=== Action item ===
Reproduce all the data, character for character.

=== Given data ===

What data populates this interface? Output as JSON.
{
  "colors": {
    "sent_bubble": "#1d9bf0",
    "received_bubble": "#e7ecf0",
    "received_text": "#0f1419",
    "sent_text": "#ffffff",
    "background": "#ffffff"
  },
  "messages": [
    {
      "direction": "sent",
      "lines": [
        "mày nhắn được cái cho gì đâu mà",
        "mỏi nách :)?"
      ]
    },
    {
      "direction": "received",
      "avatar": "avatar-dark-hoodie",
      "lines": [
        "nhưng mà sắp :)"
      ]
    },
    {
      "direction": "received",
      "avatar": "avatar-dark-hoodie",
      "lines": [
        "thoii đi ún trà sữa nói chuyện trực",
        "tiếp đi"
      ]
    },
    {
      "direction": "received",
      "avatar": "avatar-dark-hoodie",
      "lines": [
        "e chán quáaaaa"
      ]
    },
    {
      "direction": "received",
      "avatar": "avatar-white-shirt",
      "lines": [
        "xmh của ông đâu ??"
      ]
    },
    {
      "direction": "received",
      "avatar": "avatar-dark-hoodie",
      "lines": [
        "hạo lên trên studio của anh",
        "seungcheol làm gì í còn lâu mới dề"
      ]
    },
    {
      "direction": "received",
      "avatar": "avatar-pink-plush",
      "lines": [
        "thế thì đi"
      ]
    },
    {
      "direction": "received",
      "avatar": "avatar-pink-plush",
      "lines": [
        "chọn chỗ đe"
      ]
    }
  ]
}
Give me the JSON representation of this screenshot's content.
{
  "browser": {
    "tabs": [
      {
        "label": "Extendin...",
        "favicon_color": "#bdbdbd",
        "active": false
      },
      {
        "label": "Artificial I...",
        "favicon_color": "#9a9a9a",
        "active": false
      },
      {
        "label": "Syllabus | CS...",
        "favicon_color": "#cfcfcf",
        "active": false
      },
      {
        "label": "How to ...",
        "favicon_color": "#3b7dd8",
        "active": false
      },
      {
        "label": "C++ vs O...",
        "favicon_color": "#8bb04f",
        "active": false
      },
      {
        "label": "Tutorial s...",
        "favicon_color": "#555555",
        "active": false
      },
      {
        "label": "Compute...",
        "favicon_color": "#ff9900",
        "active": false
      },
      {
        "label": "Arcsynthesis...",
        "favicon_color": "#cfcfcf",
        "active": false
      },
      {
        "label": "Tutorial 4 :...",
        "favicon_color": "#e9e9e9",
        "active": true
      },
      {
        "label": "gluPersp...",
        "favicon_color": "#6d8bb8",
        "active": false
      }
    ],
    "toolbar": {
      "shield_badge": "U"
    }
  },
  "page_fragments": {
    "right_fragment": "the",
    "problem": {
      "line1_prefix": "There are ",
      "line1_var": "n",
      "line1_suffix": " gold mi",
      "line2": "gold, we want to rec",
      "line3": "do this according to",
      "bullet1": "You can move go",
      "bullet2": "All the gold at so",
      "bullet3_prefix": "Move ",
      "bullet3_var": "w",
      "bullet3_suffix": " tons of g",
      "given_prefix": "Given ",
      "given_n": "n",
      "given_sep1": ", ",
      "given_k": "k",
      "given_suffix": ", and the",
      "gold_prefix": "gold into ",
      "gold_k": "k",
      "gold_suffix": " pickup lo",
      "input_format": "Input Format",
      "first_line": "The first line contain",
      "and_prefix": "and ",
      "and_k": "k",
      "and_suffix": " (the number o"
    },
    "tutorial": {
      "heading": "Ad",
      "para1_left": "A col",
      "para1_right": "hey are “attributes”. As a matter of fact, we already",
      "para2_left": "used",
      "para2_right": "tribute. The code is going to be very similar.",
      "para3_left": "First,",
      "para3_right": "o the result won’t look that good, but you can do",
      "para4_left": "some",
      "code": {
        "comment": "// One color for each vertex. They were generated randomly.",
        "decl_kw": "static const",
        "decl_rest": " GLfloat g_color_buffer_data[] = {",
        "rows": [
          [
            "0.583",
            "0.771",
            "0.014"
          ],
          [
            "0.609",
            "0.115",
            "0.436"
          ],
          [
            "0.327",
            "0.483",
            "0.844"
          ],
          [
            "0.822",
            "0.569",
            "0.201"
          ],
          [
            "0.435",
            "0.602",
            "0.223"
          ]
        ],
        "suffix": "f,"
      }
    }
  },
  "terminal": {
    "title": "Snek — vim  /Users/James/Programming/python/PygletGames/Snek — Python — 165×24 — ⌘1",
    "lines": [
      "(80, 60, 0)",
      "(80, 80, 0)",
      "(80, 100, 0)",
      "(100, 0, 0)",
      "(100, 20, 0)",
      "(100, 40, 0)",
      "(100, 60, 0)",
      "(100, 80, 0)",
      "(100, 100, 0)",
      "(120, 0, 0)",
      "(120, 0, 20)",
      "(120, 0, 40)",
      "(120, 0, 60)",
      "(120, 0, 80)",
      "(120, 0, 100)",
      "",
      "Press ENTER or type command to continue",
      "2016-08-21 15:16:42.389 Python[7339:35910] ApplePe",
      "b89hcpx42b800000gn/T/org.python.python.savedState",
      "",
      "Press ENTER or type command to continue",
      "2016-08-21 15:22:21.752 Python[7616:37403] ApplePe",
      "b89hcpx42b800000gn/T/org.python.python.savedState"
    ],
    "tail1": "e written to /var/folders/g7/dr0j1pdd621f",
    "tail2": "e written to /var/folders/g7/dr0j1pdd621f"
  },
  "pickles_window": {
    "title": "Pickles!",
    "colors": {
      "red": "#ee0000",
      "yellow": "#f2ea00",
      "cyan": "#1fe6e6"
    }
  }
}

=== Task solution ===
What data populates this interface? Output as JSON.
{
  "colors": {
    "sent_bubble": "#1d9bf0",
    "received_bubble": "#e7ecf0",
    "received_text": "#0f1419",
    "sent_text": "#ffffff",
    "background": "#ffffff"
  },
  "messages": [
    {
      "direction": "sent",
      "lines": [
        "mày nhắn được cái cho gì đâu mà",
        "mỏi nách :)?"
      ]
    },
    {
      "direction": "received",
      "avatar": "avatar-dark-hoodie",
      "lines": [
        "nhưng mà sắp :)"
      ]
    },
    {
      "direction": "received",
      "avatar": "avatar-dark-hoodie",
      "lines": [
        "thoii đi ún trà sữa nói chuyện trực",
        "tiếp đi"
      ]
    },
    {
      "direction": "received",
      "avatar": "avatar-dark-hoodie",
      "lines": [
        "e chán quáaaaa"
      ]
    },
    {
      "direction": "received",
      "avatar": "avatar-white-shirt",
      "lines": [
        "xmh của ông đâu ??"
      ]
    },
    {
      "direction": "received",
      "avatar": "avatar-dark-hoodie",
      "lines": [
        "hạo lên trên studio của anh",
        "seungcheol làm gì í còn lâu mới dề"
      ]
    },
    {
      "direction": "received",
      "avatar": "avatar-pink-plush",
      "lines": [
        "thế thì đi"
      ]
    },
    {
      "direction": "received",
      "avatar": "avatar-pink-plush",
      "lines": [
        "chọn chỗ đe"
      ]
    }
  ]
}
Give me the JSON representation of this screenshot's content.
{
  "browser": {
    "tabs": [
      {
        "label": "Extendin...",
        "favicon_color": "#bdbdbd",
        "active": false
      },
      {
        "label": "Artificial I...",
        "favicon_color": "#9a9a9a",
        "active": false
      },
      {
        "label": "Syllabus | CS...",
        "favicon_color": "#cfcfcf",
        "active": false
      },
      {
        "label": "How to ...",
        "favicon_color": "#3b7dd8",
        "active": false
      },
      {
        "label": "C++ vs O...",
        "favicon_color": "#8bb04f",
        "active": false
      },
      {
        "label": "Tutorial s...",
        "favicon_color": "#555555",
        "active": false
      },
      {
        "label": "Compute...",
        "favicon_color": "#ff9900",
        "active": false
      },
      {
        "label": "Arcsynthesis...",
        "favicon_color": "#cfcfcf",
        "active": false
      },
      {
        "label": "Tutorial 4 :...",
        "favicon_color": "#e9e9e9",
        "active": true
      },
      {
        "label": "gluPersp...",
        "favicon_color": "#6d8bb8",
        "active": false
      }
    ],
    "toolbar": {
      "shield_badge": "U"
    }
  },
  "page_fragments": {
    "right_fragment": "the",
    "problem": {
      "line1_prefix": "There are ",
      "line1_var": "n",
      "line1_suffix": " gold mi",
      "line2": "gold, we want to rec",
      "line3": "do this according to",
      "bullet1": "You can move go",
      "bullet2": "All the gold at so",
      "bullet3_prefix": "Move ",
      "bullet3_var": "w",
      "bullet3_suffix": " tons of g",
      "given_prefix": "Given ",
      "given_n": "n",
      "given_sep1": ", ",
      "given_k": "k",
      "given_suffix": ", and the",
      "gold_prefix": "gold into ",
      "gold_k": "k",
      "gold_suffix": " pickup lo",
      "input_format": "Input Format",
      "first_line": "The first line contain",
      "and_prefix": "and ",
      "and_k": "k",
      "and_suffix": " (the number o"
    },
    "tutorial": {
      "heading": "Ad",
      "para1_left": "A col",
      "para1_right": "hey are “attributes”. As a matter of fact, we already",
      "para2_left": "used",
      "para2_right": "tribute. The code is going to be very similar.",
      "para3_left": "First,",
      "para3_right": "o the result won’t look that good, but you can do",
      "para4_left": "some",
      "code": {
        "comment": "// One color for each vertex. They were generated randomly.",
        "decl_kw": "static const",
        "decl_rest": " GLfloat g_color_buffer_data[] = {",
        "rows": [
          [
            "0.583",
            "0.771",
            "0.014"
          ],
          [
            "0.609",
            "0.115",
            "0.436"
          ],
          [
            "0.327",
            "0.483",
            "0.844"
          ],
          [
            "0.822",
            "0.569",
            "0.201"
          ],
          [
            "0.435",
            "0.602",
            "0.223"
          ]
        ],
        "suffix": "f,"
      }
    }
  },
  "terminal": {
    "title": "Snek — vim  /Users/James/Programming/python/PygletGames/Snek — Python — 165×24 — ⌘1",
    "lines": [
      "(80, 60, 0)",
      "(80, 80, 0)",
      "(80, 100, 0)",
      "(100, 0, 0)",
      "(100, 20, 0)",
      "(100, 40, 0)",
      "(100, 60, 0)",
      "(100, 80, 0)",
      "(100, 100, 0)",
      "(120, 0, 0)",
      "(120, 0, 20)",
      "(120, 0, 40)",
      "(120, 0, 60)",
      "(120, 0, 80)",
      "(120, 0, 100)",
      "",
      "Press ENTER or type command to continue",
      "2016-08-21 15:16:42.389 Python[7339:35910] ApplePe",
      "b89hcpx42b800000gn/T/org.python.python.savedState",
      "",
      "Press ENTER or type command to continue",
      "2016-08-21 15:22:21.752 Python[7616:37403] ApplePe",
      "b89hcpx42b800000gn/T/org.python.python.savedState"
    ],
    "tail1": "e written to /var/folders/g7/dr0j1pdd621f",
    "tail2": "e written to /var/folders/g7/dr0j1pdd621f"
  },
  "pickles_window": {
    "title": "Pickles!",
    "colors": {
      "red": "#ee0000",
      "yellow": "#f2ea00",
      "cyan": "#1fe6e6"
    }
  }
}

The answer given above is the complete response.